Lonzalos Pizzeria & Ristorante borrowed the name of the one-time foreman of the Starkey Ranch, Lonzalo “Lonnie” Cannon, whose work ethic and Italian origins inspired the eatery’s culture. The man himself still resides in north Florida at the ripe old age of 95, not too far away to visit owner Scott Cochrane’s homage to his life.
The pizzeria serves regular, deep-dish, and stuffed pies, but also delves extensively into traditional Italian cookery, combining choice pieces of meat and seafood with rich sauces and pasta. The rich scent of cheese and wine wafts through the dining room, though visitors can opt instead to enjoy the fresh air, sunshine, and potential UFO sightings of alfresco dining on the outdoor patio. The indoor space transforms into a late-night comedy venue on the second Saturday of each month at 10 p.m., hosting a rotating cast of funny-bone ticklers.

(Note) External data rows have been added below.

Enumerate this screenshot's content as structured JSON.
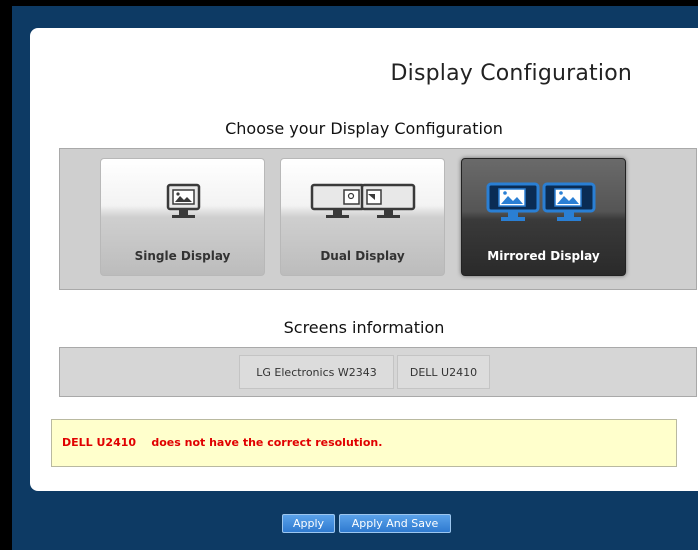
{
  "header": {
    "title": "Display Configuration"
  },
  "configuration": {
    "heading": "Choose your Display Configuration",
    "options": [
      {
        "label": "Single Display",
        "selected": false,
        "icon": "single-monitor-icon"
      },
      {
        "label": "Dual Display",
        "selected": false,
        "icon": "dual-monitor-icon"
      },
      {
        "label": "Mirrored Display",
        "selected": true,
        "icon": "mirrored-monitor-icon"
      }
    ]
  },
  "screens": {
    "heading": "Screens information",
    "items": [
      "LG Electronics W2343",
      "DELL U2410"
    ]
  },
  "alert": {
    "message": "DELL U2410    does not have the correct resolution.",
    "color": "#e00000"
  },
  "buttons": {
    "apply": "Apply",
    "apply_and_save": "Apply And Save"
  },
  "colors": {
    "background": "#0d3a64",
    "selected_accent": "#2a7fd4"
  }
}
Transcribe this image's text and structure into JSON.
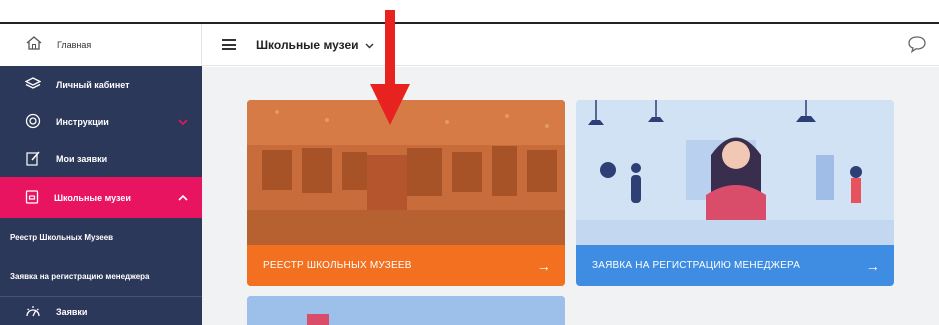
{
  "sidebar": {
    "home": {
      "label": "Главная",
      "icon": "home-icon"
    },
    "items": [
      {
        "label": "Личный кабинет",
        "icon": "layers-icon"
      },
      {
        "label": "Инструкции",
        "icon": "lifebuoy-icon"
      },
      {
        "label": "Мои заявки",
        "icon": "pen-document-icon"
      },
      {
        "label": "Школьные музеи",
        "icon": "museum-icon"
      }
    ],
    "subitems": [
      {
        "label": "Реестр Школьных Музеев"
      },
      {
        "label": "Заявка на регистрацию менеджера"
      }
    ],
    "last": {
      "label": "Заявки",
      "icon": "dashboard-icon"
    }
  },
  "header": {
    "title": "Школьные музеи",
    "title_icon": "chevron-down-icon",
    "menu_icon": "hamburger-icon",
    "chat_icon": "chat-bubble-icon"
  },
  "cards": [
    {
      "label": "РЕЕСТР ШКОЛЬНЫХ МУЗЕЕВ",
      "arrow": "→",
      "bar_color": "#f2701f"
    },
    {
      "label": "ЗАЯВКА НА РЕГИСТРАЦИЮ МЕНЕДЖЕРА",
      "arrow": "→",
      "bar_color": "#3f8de3"
    }
  ],
  "colors": {
    "sidebar_bg": "#2c3859",
    "active_bg": "#e8145f",
    "annotation_arrow": "#e8231f"
  }
}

The aromas of Middle Eastern spices and grilled meats waft through the restaurant’s windows and doors, drawing passing noses closer with every outpouring of scent. At Prestige Lounge & Lebanese Cuisine, chefs reproduce authentic Lebanese recipes that draw from both Eastern and Western culinary influences to give diners a taste of the Middle East that lingers on in memories with expressive herbs and sizzling meat dishes. Chefs build their culinary sonatas using only halal meat and prepare yogurts and build on their flavor profiles all in the restaurant’s kitchen, ensuring that each bite is fresh. As live entertainment gets rolling on Friday and Saturday nights, the food gets a worthy competitor for diners’ attention spans. Belly dancers perform on weekends, and other talents, such as Middle Eastern singers and DJs, electrify the dining room with their lively shows.
Voted Best Specialty Pizza in Dunedin in a House of Beers citywide contest in 2010, Bayshore Pizza’s success comes courtesy of co-owner Erik Johanson’s passion for quality ingredients. That and his mom’s secret sauce recipe, of course. Making good on a lifelong dream to run his own restaurant, Johanson oversees the family-owned-and-operated pizzeria, where chefs hand-toss fresh, daily prepared dough before transforming it into thin-crust and pan pizzas, folding it into ricotta-stuffed calzones, and rolling into hearty strombolis. Pizzas are available whole, or by the slice, where toppings range from the classic––pepperoni, sausage, green pepper––to the creative––clams, garlic, parmesan, and bacon––and a choice of five sauces waits to grace Bayshore’s chicken wings, which also won top prize in 2011, but never brag about it.